Despite initial support for Israel and largely universal condemnation of the Hamas attacks on October 7, the number of anti-Semitic incidents, campus protests, and online vitriol against Israel and Jews has skyrocketed.  

For many, social media has become a battlefield. 

Enter Zachary Bamberger, an American who immigrated to Israel. The Cornell graduate is currently working toward his master’s in the Technion’s Henry and Marilyn Taub Faculty of Computer Science. 

When he saw what was happening online, he sprang into action. Using his prodigious talents in machine learning and natural language processing research, he built a large language model (LLM) that fights the onslaught of anti-Israel content and promotes positive posts to a global audience. 

Over the last month, he has enlisted the help of students, professors, Technion alumni, and other volunteers to reinvent methods for combatting hate speech online.  

“It can be really challenging for the average person to know where to start with taking meaningful action on social media, and we want to give people the tools to strengthen their voices and fight back against hateful posts online,” said Bamberger.  

Bamberger’s company, Rhetoric AI, instantly generates high-quality translations of Arabic and Hebrew posts. The model predicts the virality of posts, reports posts that violate TOS (terms of service) agreements, and produces counterarguments in Arabic, Hebrew, or English for volunteers to use in their own responses.  

“When deployed on a larger scale, our platform will shift the balance of content and take away the numbers advantage of those who propagate hate, violence, and lies,” Bamberger said. 

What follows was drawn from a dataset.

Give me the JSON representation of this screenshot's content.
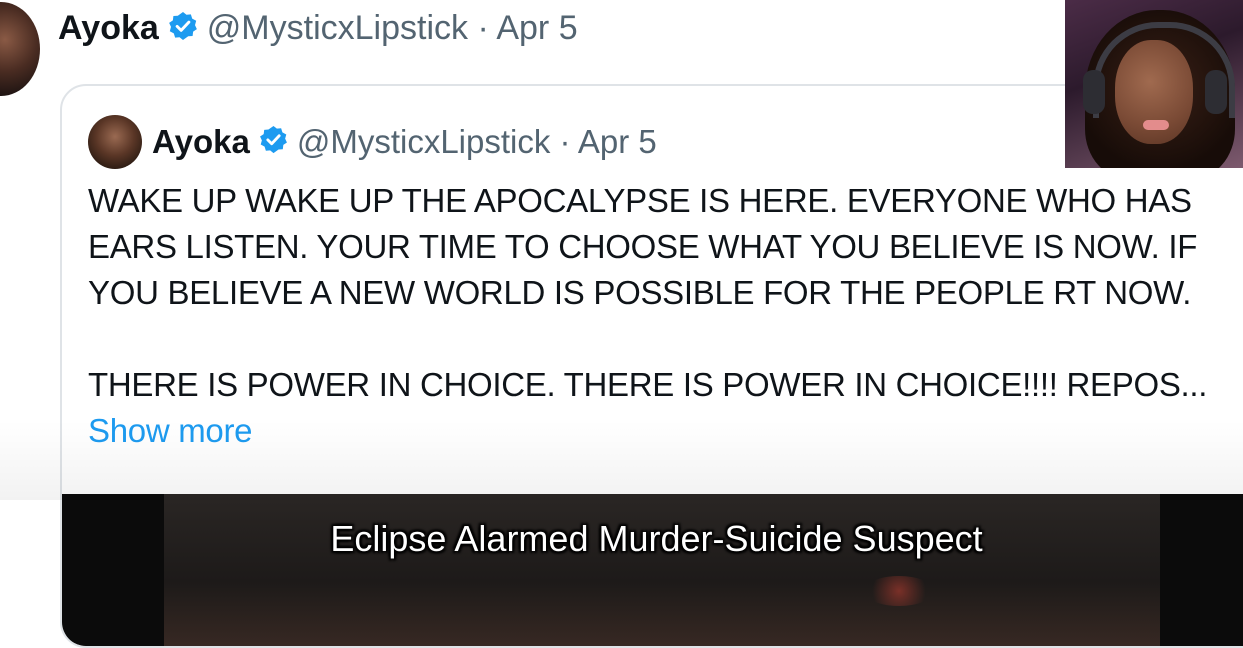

Rhetoric AI is already collaborating with some of the best-known experts in the field, including AI21 Labs, Google, and Microsoft.